## WHAT IS REQUIRED
Since the data must remain as supplied, reproduce it word for word.

Component data from apps and pages
________________________________________
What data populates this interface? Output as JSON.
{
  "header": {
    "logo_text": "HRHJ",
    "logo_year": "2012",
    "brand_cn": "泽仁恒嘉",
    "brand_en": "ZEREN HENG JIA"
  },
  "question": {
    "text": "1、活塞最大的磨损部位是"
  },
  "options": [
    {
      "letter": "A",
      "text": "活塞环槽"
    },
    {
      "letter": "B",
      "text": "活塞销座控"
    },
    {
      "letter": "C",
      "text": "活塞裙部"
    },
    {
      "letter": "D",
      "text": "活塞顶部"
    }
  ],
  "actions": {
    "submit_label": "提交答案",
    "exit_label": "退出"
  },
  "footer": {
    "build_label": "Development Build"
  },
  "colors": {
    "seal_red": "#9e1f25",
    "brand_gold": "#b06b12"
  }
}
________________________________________
## SOLUTION TO THE PROBLEM
What data populates this interface? Output as JSON.
{
  "header": {
    "logo_text": "HRHJ",
    "logo_year": "2012",
    "brand_cn": "泽仁恒嘉",
    "brand_en": "ZEREN HENG JIA"
  },
  "question": {
    "text": "1、活塞最大的磨损部位是"
  },
  "options": [
    {
      "letter": "A",
      "text": "活塞环槽"
    },
    {
      "letter": "B",
      "text": "活塞销座控"
    },
    {
      "letter": "C",
      "text": "活塞裙部"
    },
    {
      "letter": "D",
      "text": "活塞顶部"
    }
  ],
  "actions": {
    "submit_label": "提交答案",
    "exit_label": "退出"
  },
  "footer": {
    "build_label": "Development Build"
  },
  "colors": {
    "seal_red": "#9e1f25",
    "brand_gold": "#b06b12"
  }
}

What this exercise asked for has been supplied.